[Start of section]
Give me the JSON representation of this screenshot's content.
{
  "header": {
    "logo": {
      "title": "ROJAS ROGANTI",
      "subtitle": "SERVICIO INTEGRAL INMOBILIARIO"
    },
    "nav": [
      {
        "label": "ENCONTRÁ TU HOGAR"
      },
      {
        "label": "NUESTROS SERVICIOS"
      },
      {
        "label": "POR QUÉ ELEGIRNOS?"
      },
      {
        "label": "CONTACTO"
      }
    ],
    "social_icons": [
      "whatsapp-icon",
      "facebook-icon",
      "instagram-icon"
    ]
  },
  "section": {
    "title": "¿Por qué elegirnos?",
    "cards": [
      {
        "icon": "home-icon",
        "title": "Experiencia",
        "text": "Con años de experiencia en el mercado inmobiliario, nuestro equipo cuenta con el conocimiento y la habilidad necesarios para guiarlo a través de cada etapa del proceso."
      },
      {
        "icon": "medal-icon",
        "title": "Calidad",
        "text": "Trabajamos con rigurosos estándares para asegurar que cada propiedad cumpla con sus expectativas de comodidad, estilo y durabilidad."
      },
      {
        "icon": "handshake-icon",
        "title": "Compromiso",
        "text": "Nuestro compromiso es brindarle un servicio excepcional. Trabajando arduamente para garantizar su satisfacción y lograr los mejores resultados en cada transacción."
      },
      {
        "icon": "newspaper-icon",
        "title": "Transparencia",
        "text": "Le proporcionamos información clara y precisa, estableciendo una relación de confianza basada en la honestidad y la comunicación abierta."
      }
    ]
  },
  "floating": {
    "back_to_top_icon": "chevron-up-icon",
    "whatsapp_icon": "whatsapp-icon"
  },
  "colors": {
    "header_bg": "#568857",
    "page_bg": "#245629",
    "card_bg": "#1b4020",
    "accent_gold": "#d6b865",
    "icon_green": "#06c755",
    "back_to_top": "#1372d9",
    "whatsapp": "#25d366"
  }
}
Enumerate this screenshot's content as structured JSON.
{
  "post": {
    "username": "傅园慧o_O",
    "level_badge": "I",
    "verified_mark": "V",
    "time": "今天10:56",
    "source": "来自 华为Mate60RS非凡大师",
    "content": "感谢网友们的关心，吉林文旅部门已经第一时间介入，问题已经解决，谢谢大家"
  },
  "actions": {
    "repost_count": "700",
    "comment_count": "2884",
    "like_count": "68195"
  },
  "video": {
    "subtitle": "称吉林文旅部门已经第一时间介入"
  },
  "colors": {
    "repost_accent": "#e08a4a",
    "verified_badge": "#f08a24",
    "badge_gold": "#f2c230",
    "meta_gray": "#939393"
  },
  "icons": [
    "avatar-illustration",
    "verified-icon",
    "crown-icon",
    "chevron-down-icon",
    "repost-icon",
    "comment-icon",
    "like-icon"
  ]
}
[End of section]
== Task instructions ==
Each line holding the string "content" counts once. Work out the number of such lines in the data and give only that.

== Solution ==
3